The use of hierarchical topic models to find anchor-target pairs could potentially improve diversity in video hyperlinking, and the evaluation of video hyperlinking should focus more on assessing serendipity in the links. These are two important findings of the work of Anca-Roxanna Simon who defended successfully her PhD thesis on “Semantic Structuring of Video Collections from Speech: Segmentation and Hyperlinking”, Wednesday 2nd of December at the University of Rennes, France.
‘Diversity’ is a concept that is being mentioned frequently in discussions regarding recommendation and linking. The point of departure in this discussion is that video hyperlinking systems should typically provide the end-user with means to browse and explore large video repositories, stimulating users to stumble upon interesting video content while moving serendipitously from one video to another. Finding a lot of link target segments that are similar to the anchor video segment may not what we are aiming at. Instead of similarity, a system should aim at diversity, providing link targets that are about the anchor and provide different perspectives on it.
In her thesis, Anca advocates the use of hierarchical topic models to better address diversity in video hyperlinking. With topic modelling videos are structured into topics using speech recognition transcripts of the video, at both a general and more specific topic level. In the video hyperlinking framework, first video targets are retrieved using a standard retrieval approach. In a second step, topic segmentation is performed on these potential video targets. The topic segments that best match the anchor video segment are returned.
The topic modelling approach was evaluated in the course of the MediaEval video hyperlinking benchmark evaluations. The evaluations showed that the approach is at the least a valid one, performing on comparable levels as other systems. But Anca notes that the way the evaluations are set-up neglects the full potential of the approach as it does not favour diversity in the results. On the basis of an in-depth result analysis and a user survey, she points at the disadvantage of the small amount of Mechanical Turk assessors per anchor-target pair, the binary judgement of relevance of targets by the MT workers, and the fact that assessors are provided with a description of the expected target, generated during the anchor creation process by somebody else (note that the creation of anchors, a manual process, was done in a separate session as part of the data selection process).

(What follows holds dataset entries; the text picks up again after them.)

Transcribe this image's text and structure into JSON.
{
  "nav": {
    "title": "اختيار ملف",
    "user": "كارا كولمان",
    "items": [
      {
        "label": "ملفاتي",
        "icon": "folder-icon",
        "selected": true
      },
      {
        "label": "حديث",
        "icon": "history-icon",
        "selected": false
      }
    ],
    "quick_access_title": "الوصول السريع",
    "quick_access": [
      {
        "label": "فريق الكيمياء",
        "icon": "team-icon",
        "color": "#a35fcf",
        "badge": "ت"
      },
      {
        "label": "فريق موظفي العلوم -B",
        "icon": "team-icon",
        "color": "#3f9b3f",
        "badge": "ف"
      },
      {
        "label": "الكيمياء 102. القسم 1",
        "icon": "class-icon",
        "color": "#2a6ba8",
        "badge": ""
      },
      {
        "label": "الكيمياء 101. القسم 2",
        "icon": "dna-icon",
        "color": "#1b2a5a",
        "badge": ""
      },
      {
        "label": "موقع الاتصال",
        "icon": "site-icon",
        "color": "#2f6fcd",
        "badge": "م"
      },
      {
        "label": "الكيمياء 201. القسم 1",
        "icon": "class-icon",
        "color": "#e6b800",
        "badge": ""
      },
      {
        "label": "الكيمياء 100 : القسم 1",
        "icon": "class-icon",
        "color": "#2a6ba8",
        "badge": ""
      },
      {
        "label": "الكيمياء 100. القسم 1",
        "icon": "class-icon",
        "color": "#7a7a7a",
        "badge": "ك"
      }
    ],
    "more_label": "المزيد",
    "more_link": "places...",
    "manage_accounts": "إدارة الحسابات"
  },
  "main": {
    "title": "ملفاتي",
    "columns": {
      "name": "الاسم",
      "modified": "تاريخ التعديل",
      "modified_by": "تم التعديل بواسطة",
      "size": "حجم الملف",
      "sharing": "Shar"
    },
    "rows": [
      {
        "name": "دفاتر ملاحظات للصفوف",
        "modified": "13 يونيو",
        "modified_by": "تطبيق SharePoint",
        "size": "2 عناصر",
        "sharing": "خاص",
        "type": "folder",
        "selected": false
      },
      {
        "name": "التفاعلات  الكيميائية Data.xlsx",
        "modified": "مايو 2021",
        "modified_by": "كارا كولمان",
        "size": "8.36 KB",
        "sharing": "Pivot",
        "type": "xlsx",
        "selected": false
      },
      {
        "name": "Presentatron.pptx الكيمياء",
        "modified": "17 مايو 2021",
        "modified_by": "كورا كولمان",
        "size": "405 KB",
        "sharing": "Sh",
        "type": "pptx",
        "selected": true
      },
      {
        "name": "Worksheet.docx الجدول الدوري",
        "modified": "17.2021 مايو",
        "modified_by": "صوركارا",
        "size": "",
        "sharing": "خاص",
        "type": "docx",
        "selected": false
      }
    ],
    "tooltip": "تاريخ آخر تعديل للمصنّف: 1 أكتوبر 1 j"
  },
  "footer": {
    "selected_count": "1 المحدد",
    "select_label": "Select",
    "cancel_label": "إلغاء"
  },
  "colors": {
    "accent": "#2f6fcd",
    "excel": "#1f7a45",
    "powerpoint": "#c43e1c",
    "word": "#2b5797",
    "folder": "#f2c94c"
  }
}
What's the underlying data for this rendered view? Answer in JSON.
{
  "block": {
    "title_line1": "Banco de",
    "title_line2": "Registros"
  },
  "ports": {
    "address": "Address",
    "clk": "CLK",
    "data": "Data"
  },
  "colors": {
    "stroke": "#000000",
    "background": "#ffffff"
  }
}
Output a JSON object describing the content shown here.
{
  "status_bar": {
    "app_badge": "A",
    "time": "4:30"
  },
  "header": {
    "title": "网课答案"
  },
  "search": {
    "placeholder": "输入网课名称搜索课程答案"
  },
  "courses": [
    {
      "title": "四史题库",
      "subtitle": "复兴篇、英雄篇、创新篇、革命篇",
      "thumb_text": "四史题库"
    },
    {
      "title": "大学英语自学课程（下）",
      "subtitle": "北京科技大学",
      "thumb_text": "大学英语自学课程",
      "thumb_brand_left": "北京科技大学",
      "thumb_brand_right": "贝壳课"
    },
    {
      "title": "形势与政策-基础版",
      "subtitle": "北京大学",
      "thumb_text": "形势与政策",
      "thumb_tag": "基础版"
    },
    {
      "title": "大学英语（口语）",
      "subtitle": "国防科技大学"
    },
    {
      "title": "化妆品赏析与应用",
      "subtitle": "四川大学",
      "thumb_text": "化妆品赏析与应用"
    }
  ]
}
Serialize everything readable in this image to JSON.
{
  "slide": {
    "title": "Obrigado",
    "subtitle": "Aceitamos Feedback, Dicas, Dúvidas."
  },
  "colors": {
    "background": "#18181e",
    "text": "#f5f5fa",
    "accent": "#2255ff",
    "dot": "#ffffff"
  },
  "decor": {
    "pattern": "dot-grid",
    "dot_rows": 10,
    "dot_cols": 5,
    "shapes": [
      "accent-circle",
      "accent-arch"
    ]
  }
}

Indeed, the current video hyperlinking evaluation set-up has shortcomings with respect to diversity and some of the issues mentioned by Anca have been discussed during the SLAM and TRECVid workshops. The task organisers are very grateful with Anca’s analysis and suggestions and are currently looking into possibilities to address these shortcomings given for example the available funding resources for crowdsourcing and given the restrictions of the framework as a whole.
Anca’s thesis ‘Semantic Structuring of Video Collections from Speech: Segmentation and Hyperlinking’ can be downloaded here.